To improve his training, Wu ordered three custom-made bokuto, or wooden swords, of different weights. The lightest, at 400g, was for practicing the speed of his swings, the second and third — weighing 800g and 925g respectively — were used to improve his physical conditioning, he said.

He used the heavier swords in his joge buri exercises, in which the kendoka (a kendo practitioner), swings the bokuto from high to low.

Wu said he would practice his swing more than 1,000 times a day.

Wu had represented Taiwan for eight straight years in the International Kendo Competition, the predecessor to the World Kendo Competition, by the time he was 41.

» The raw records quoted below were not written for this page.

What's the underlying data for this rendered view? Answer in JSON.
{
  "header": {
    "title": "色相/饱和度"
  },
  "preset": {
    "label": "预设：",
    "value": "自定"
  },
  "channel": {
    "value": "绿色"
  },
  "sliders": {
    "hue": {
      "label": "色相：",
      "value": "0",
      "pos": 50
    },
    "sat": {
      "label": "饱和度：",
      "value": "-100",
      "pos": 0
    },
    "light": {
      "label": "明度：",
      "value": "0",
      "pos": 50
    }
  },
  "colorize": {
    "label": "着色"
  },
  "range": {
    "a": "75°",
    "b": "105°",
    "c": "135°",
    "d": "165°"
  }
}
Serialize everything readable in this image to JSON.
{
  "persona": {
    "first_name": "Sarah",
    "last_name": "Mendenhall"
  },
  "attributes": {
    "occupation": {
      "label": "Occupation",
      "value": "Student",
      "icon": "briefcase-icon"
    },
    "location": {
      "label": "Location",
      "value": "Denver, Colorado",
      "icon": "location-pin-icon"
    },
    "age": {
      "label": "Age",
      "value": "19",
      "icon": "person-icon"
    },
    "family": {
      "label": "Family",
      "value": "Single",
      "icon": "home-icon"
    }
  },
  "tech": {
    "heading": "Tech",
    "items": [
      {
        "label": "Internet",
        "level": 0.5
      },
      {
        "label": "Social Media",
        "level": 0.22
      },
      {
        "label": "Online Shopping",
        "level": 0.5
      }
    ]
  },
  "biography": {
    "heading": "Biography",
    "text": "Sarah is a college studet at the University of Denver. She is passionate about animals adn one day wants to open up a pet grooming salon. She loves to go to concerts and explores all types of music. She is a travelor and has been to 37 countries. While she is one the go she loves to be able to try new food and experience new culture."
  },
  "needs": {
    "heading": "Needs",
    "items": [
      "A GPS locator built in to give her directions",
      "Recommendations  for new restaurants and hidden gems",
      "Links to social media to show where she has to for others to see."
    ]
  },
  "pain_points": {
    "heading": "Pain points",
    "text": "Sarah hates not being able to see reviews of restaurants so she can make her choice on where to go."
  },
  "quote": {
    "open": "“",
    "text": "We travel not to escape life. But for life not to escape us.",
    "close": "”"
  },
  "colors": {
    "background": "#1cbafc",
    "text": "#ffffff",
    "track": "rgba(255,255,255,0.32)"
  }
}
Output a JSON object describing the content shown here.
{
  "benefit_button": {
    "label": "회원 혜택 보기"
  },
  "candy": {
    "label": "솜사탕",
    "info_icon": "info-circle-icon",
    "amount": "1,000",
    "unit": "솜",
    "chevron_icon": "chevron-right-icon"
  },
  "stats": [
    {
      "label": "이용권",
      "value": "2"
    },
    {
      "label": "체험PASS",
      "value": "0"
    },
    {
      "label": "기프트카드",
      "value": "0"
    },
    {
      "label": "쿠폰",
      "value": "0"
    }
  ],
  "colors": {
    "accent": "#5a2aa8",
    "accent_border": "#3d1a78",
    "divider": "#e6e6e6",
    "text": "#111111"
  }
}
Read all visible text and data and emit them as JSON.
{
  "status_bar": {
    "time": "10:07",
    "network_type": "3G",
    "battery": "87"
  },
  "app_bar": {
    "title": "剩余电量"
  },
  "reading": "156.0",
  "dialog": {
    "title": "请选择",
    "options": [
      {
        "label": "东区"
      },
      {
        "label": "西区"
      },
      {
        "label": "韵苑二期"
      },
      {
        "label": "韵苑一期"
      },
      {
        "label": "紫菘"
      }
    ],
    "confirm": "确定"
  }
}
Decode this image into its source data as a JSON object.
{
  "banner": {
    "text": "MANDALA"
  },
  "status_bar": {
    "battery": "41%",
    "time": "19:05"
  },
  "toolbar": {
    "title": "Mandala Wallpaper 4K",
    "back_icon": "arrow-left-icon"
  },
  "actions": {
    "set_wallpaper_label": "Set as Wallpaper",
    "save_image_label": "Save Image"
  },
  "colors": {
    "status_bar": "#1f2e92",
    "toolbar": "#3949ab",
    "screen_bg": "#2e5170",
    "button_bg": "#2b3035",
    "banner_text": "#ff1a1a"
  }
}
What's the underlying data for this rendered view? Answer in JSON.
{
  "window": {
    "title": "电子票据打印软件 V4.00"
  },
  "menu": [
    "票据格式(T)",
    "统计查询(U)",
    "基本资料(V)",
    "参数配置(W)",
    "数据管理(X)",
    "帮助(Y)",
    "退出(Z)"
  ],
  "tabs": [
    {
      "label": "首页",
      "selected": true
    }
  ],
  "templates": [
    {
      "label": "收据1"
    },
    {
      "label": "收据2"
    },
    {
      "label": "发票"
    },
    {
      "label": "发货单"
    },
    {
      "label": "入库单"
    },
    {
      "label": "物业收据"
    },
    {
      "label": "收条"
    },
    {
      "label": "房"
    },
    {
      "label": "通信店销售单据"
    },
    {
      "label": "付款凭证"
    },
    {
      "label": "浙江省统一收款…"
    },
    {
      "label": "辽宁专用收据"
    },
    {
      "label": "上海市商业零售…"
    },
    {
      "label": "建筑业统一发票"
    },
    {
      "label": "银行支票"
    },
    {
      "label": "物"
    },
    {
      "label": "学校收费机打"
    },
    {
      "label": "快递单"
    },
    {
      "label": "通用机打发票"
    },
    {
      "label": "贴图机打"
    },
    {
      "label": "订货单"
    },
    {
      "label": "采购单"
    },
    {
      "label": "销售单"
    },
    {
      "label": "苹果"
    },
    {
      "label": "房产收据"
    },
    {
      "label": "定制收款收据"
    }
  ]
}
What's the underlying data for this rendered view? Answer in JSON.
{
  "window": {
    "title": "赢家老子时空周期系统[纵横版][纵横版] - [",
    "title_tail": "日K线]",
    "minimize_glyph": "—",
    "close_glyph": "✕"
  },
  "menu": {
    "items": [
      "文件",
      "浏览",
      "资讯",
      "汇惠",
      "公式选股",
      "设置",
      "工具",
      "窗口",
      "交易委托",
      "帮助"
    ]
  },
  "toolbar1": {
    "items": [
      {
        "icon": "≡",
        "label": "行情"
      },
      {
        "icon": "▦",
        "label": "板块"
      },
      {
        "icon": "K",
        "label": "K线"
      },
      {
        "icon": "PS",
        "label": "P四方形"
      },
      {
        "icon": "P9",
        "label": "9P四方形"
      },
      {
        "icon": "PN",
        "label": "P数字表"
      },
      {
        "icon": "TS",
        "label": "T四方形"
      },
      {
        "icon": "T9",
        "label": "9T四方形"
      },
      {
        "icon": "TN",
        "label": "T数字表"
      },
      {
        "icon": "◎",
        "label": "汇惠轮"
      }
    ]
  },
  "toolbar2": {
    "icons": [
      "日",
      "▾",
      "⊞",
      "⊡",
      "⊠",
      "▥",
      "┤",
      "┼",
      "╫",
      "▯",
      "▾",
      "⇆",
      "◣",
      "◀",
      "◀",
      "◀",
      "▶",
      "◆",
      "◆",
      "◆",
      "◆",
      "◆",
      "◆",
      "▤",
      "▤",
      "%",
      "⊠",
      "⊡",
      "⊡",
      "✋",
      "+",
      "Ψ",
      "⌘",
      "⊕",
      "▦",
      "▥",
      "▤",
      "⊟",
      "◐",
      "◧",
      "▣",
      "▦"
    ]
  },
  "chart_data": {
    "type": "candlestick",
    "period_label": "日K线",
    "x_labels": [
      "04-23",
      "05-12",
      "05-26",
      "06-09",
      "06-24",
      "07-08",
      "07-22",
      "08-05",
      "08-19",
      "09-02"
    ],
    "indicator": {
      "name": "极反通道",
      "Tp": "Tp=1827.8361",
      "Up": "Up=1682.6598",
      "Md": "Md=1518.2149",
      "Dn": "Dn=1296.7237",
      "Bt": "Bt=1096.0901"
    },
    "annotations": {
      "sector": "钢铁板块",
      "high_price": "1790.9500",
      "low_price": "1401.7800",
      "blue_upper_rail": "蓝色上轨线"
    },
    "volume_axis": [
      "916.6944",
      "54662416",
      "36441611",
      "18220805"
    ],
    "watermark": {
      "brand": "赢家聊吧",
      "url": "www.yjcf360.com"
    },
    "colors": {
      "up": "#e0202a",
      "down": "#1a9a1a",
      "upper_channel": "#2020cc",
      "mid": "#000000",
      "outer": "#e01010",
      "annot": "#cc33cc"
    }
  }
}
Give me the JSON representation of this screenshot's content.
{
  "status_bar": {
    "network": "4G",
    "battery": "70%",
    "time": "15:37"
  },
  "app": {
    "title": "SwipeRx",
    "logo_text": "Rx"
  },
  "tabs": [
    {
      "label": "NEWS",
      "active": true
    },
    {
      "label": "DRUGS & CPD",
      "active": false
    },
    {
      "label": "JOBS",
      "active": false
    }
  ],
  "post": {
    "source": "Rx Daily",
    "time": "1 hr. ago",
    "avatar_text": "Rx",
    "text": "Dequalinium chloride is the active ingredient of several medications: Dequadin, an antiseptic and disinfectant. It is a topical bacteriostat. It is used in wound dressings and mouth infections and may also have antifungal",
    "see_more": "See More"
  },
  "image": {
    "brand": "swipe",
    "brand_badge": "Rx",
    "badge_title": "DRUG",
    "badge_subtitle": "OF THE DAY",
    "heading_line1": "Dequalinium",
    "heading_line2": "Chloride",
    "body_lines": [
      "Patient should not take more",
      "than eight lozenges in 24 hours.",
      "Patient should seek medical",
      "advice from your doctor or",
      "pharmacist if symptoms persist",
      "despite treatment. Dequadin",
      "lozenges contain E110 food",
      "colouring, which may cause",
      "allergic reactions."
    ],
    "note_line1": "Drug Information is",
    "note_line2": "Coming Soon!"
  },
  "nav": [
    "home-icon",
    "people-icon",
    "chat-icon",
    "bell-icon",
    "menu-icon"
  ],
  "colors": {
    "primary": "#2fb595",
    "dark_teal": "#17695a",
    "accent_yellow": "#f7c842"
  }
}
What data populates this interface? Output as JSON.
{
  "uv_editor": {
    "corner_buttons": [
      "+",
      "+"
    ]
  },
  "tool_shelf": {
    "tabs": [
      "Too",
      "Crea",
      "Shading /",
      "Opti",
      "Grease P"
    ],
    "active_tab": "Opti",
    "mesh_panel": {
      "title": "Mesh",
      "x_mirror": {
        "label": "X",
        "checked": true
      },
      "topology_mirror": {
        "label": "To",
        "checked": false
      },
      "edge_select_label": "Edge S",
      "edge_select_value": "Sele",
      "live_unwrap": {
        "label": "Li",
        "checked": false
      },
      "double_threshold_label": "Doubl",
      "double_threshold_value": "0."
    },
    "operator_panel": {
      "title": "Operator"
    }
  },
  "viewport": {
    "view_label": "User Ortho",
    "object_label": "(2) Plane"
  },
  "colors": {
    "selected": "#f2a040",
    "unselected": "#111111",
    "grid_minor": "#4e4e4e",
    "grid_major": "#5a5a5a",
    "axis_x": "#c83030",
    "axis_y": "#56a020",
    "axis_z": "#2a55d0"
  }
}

In 1967, Wu, then a rokudan (sixth rank) kendoka, was just one point away from the championship when he took on a nanadan (seventh rank) kendoka, in the individual finals.

Although he came in second, Wu shocked Japan, which had won two consecutive Kendo championships, because no other Taiwanese had ever won an individual match.

Wu’s accomplishments in international competitions have yet to be surpassed by other Taiwanese kendoka.

After retiring from competitions, Wu turned to teaching. He has spent the past 34 years teaching kendo to Tamkang students, as well as doubling as a kendo sensei at the dojo sponsored by the Taipei Medical University Hospital and the Taipei City Government.

“One sees many bruises because the young are eager to swing their bokuto, but it is a start if they have the dedication to continue,” Wu said.

Students often ask Wu what they should do when they have hit a bottleneck in their practice. He said he always tells them to keep practicing.

That simple answer is based on the philosophy that a kendoka does not really know what kind of strike or move will succeed, but if they keep practicing the basics, sooner or later they will find that the problem has vanished, Wu said.

He said that not being able to wield a sword and continue to spar would be more of a setback than losing a bout.

Wu said he almost died in a car crash when he was 64 that left him with a badly broken right leg. The doctor had to put a pin in his leg, and Wu said he told him: “You must fix my leg. I want to participate in the next World Kendo Competition.”

Despite the long road to recovery, Wu returned to the top.

Like his own sensei, Wu is a strict teacher and often corrects the slightest error in posture or movement with a prompt thwack of his bokuto.

After a class ends, he is more of a grandfather, his students said.

“It is common for one to feel some measure of difficulty when pursuing a hobby or interest,” Wu said.

However, “kendoka should always try to remember what it was they wanted when they started learning kendo,” he said.

“Kendo is not just a sport that trains one’s body physically, it also seeks to discipline the mind,” he said.